Facebook Hacked Using ImageMagick Bug; Hacker Breaches Facebook with Remote Code Execution Exploit
A hacker was able to use a previously discovered ImageMagik flaw to hack Facebook with remote code execution exploit. The bug was so severe that Facebook paid a $40,000 bounty to Andrew Leonov who managed to breach the social networking site using a remote code execution bug he discovered and privately reported it to the company.
— Andrew Leonov (@4lemon) January 17, 2017
Leonov who is a security researcher was able to hack Facebook through an ImageMagick flaw which was actually discovered and patched last year. The vulnerability, however, still impacted Facebook, and Leonov figured out a way to use it as part of a remote code execution exploit in October.
ImageMagick is an open source Image editing tool which is used by millions of websites to resize, crop, and tweak pictures. In the month of May, a severe bug was detected which allowed hackers to upload malicious images that grant remote code execution to the website from where various further compromise, data exfiltration, and lateral movement may be possible. ImageMagick had quickly patched the flaw at its end but there are several websites which carry the bug and can be remotely hacked by using the ImageMagick flaw. Leonov found out that one of such websites which did not patch the ImageMagick flaw was Facebook and rest is history.

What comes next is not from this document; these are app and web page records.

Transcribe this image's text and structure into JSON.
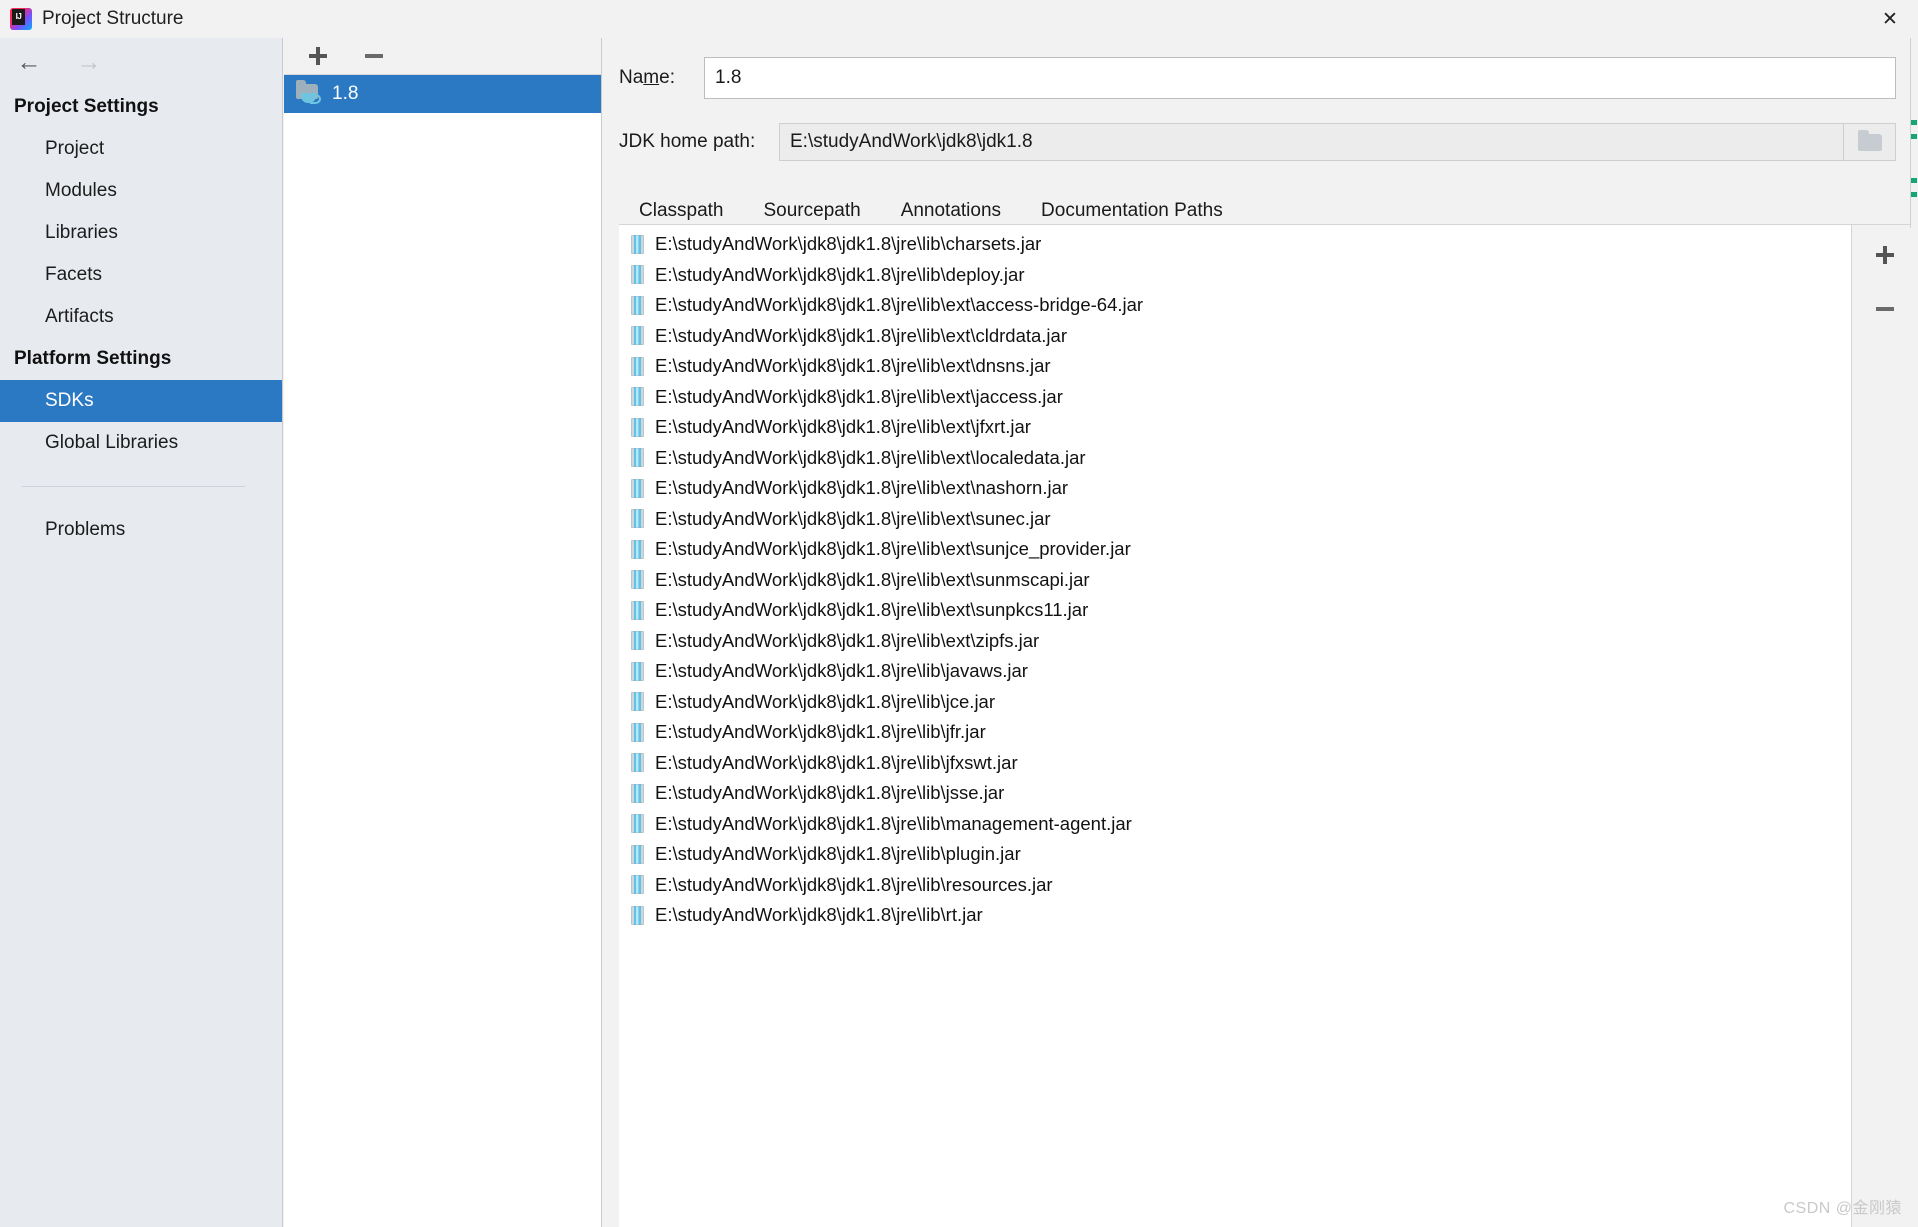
{
  "window": {
    "title": "Project Structure",
    "app_icon": "intellij-idea-icon",
    "close_label": "✕"
  },
  "sidebar": {
    "back_label": "←",
    "forward_label": "→",
    "groups": [
      {
        "header": "Project Settings",
        "items": [
          {
            "label": "Project",
            "selected": false
          },
          {
            "label": "Modules",
            "selected": false
          },
          {
            "label": "Libraries",
            "selected": false
          },
          {
            "label": "Facets",
            "selected": false
          },
          {
            "label": "Artifacts",
            "selected": false
          }
        ]
      },
      {
        "header": "Platform Settings",
        "items": [
          {
            "label": "SDKs",
            "selected": true
          },
          {
            "label": "Global Libraries",
            "selected": false
          }
        ]
      }
    ],
    "problems": {
      "label": "Problems"
    }
  },
  "sdk_panel": {
    "toolbar": {
      "add_label": "+",
      "remove_label": "−"
    },
    "items": [
      {
        "label": "1.8",
        "icon": "jdk-folder-icon",
        "selected": true
      }
    ]
  },
  "detail": {
    "name_field": {
      "label_before": "Na",
      "label_mnemonic": "m",
      "label_after": "e:",
      "value": "1.8"
    },
    "jdk_home_field": {
      "label": "JDK home path:",
      "value": "E:\\studyAndWork\\jdk8\\jdk1.8",
      "browse_icon": "folder-open-icon"
    },
    "tabs": [
      {
        "label": "Classpath",
        "active": true
      },
      {
        "label": "Sourcepath",
        "active": false
      },
      {
        "label": "Annotations",
        "active": false
      },
      {
        "label": "Documentation Paths",
        "active": false
      }
    ],
    "classpath_toolbar": {
      "add_label": "+",
      "remove_label": "−"
    },
    "classpath_entries": [
      "E:\\studyAndWork\\jdk8\\jdk1.8\\jre\\lib\\charsets.jar",
      "E:\\studyAndWork\\jdk8\\jdk1.8\\jre\\lib\\deploy.jar",
      "E:\\studyAndWork\\jdk8\\jdk1.8\\jre\\lib\\ext\\access-bridge-64.jar",
      "E:\\studyAndWork\\jdk8\\jdk1.8\\jre\\lib\\ext\\cldrdata.jar",
      "E:\\studyAndWork\\jdk8\\jdk1.8\\jre\\lib\\ext\\dnsns.jar",
      "E:\\studyAndWork\\jdk8\\jdk1.8\\jre\\lib\\ext\\jaccess.jar",
      "E:\\studyAndWork\\jdk8\\jdk1.8\\jre\\lib\\ext\\jfxrt.jar",
      "E:\\studyAndWork\\jdk8\\jdk1.8\\jre\\lib\\ext\\localedata.jar",
      "E:\\studyAndWork\\jdk8\\jdk1.8\\jre\\lib\\ext\\nashorn.jar",
      "E:\\studyAndWork\\jdk8\\jdk1.8\\jre\\lib\\ext\\sunec.jar",
      "E:\\studyAndWork\\jdk8\\jdk1.8\\jre\\lib\\ext\\sunjce_provider.jar",
      "E:\\studyAndWork\\jdk8\\jdk1.8\\jre\\lib\\ext\\sunmscapi.jar",
      "E:\\studyAndWork\\jdk8\\jdk1.8\\jre\\lib\\ext\\sunpkcs11.jar",
      "E:\\studyAndWork\\jdk8\\jdk1.8\\jre\\lib\\ext\\zipfs.jar",
      "E:\\studyAndWork\\jdk8\\jdk1.8\\jre\\lib\\javaws.jar",
      "E:\\studyAndWork\\jdk8\\jdk1.8\\jre\\lib\\jce.jar",
      "E:\\studyAndWork\\jdk8\\jdk1.8\\jre\\lib\\jfr.jar",
      "E:\\studyAndWork\\jdk8\\jdk1.8\\jre\\lib\\jfxswt.jar",
      "E:\\studyAndWork\\jdk8\\jdk1.8\\jre\\lib\\jsse.jar",
      "E:\\studyAndWork\\jdk8\\jdk1.8\\jre\\lib\\management-agent.jar",
      "E:\\studyAndWork\\jdk8\\jdk1.8\\jre\\lib\\plugin.jar",
      "E:\\studyAndWork\\jdk8\\jdk1.8\\jre\\lib\\resources.jar",
      "E:\\studyAndWork\\jdk8\\jdk1.8\\jre\\lib\\rt.jar"
    ]
  },
  "watermark": {
    "text": "CSDN @金刚猿"
  },
  "colors": {
    "selection_blue": "#2b79c2",
    "sidebar_bg": "#e7ebf0",
    "panel_bg": "#f2f2f2",
    "tab_underline": "#4e86c7",
    "jar_icon_accent": "#5fc3e8",
    "marker_green": "#17a673"
  }
}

Leonov says that he discovered the Facebook flaw accidentally when he was redirected from some other website to Facebook. He decided to check Facebook’s vulnerability to the ImageMagick flaw and he found out that he could easily hack Facebook using the bug.
“Once upon a time on Saturday in October i (sic!) was testing some big service (not Facebook) when some redirect followed me on Facebook. It was a «Share on Facebook» dialog,” he says. “I am glad to be the one of those who broke the Facebook.”
Leonov immediately informed to Facebook security team on 16th October. Facebook acknowledge the severeness of the bug and patched it immediately.
Facebook paid Leonov $40,000 for this bug which is the highest amount paid by Facebook for any bug. The previous highest paid bounty was $33,500 for Reginaldo Silva who also discovered a similar remote code execution bug.
Facebook hasn’t yet commented on either the bug or the bug bounty paid to Leonov.